Almost Great Films


I think we should create a list of films that could have been great…but are not!


For example, the Director M. Night Shyamalan’s Unbreakable would be on such a list.  He not only directs, he wrote and has a bit part in the movie.  My concern about this very talented director is that he has a need for less arrogance and needs to realize that he is not as good as he thinks he is….hey!  He needs to slow down and write better screenplays before putting them on film.  The directing is very good, the acting is outstanding.  He has a great cast: Samuel L. Jackson as a lunatic suffering from brittle bone disease, Bruce Willis as the man who can’t be hurt…the opposite of Jackson, and Robin Wright Penn as Willis’ wife. 

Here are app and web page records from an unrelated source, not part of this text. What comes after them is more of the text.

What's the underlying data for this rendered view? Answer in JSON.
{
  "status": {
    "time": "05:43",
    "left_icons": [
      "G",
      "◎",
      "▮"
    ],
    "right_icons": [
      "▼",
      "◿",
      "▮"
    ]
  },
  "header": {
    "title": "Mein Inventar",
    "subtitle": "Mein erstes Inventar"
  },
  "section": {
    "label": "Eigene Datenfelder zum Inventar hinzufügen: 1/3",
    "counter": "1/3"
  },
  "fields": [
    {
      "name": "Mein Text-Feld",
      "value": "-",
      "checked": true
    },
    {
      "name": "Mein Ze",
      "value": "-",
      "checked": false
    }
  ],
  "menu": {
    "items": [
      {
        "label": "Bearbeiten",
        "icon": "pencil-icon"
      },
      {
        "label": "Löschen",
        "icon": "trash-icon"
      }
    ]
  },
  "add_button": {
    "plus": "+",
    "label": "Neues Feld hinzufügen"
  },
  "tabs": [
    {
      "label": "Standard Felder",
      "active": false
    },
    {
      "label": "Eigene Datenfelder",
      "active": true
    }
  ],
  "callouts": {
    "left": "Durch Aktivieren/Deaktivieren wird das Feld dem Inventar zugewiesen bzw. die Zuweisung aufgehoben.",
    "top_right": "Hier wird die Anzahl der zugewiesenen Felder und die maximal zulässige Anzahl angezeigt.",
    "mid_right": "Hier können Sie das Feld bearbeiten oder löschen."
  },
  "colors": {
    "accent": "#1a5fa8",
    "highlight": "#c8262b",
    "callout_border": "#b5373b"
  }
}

It has a clever trick ending where we find out things at the last minute that we were given no earlier clues about….this is cute but not good scriptwriting.  You need to see the clues so that it all fits in at the end.


But more than anything, Shyamalan introduces a very fascinating topic and never effectively explores it by the end of the film.  At the end of the film he has some words come on the screen explaining the ending…hey!  That is not good film making.


In the final scene he has Jackson’s character say the following: “Do you know what the scariest thing is?  To not know your place in this world.  To not know why you are here.”  Remember this is coming from a man who has lived a very very difficult life since the moment he was born with broken legs and arms due to his brittle bone disease.  He has spent years trying to find out if a superman really exists and has committed terrible crimes in his effort to find that out.  He has made many sacrifices to find the superman that Willis’ character plays.  He tells him: “Now that we know who you are, I know who I am.  I’m not a mistake.  It all makes sense.”  This kernel of philosophical wisdom could have been far more effectively explored and if it had been this movie could have gone from a mediocre effort to a great film. (See the film Simon Birch for another very different way a human being handles his handicap.)


Another example of this is Frogs for Snakes which also has a great cast led by Barbara Hershey.  This time it is Amos Poe who both writes and directs the effort.  Here again I think he needs to recognize that he is not up to both tasks.  But like the other film above, he plays with a wonderful idea.  In this film we have a loan shark who employs a group of people who have to go around threatening and sometimes shooting those people who have not paid back the money on time…or have done some other wrong to the loan shark.  Soooo….just another crime story?  Anything but!  All the crooks are into being actors.  The loan shark is a producer and sometimes his employees kill (literally) to get a part.  He is in the process of producing American Buffalo (which has also been made into a movie) and they speak some of the parts from this play.  A crazy fun and dangerous black comedy that almost rises to greatness but falls short because it lacks the power of a great screenplay.  If better written, it could have made its point more powerfully and the point is a very important one.  It is obviously not worth literally killing someone just to get a role in a play.  But what the viewer needs to appreciate is that we often do just that…we kill to get ahead.  We kill others and we kill ourselves, not quickly, not dramatically with a gun, but all the same we are murderers and this could have become a wonderful message in this film if it had been better developed.


Lesson:  Movies are by their nature collaborative efforts.  Life by its nature is a collaborative effort.  Therefore, when we try to do too much without effective support, we can expect that our efforts will not turn out as well as they could.


Think about that lesson and how it applies to you in our highly individualistic American culture.  Are you collaborating effectively with others in order to make your life work successful?  This applies to all forms of work: your marriage, your being a parent, your spiritual development, your professional efforts.  How might you be more effectively collaborating?  Are you collaborating with the right group of individuals?


This is a topic well worth your exploration and considerable thought should go into it.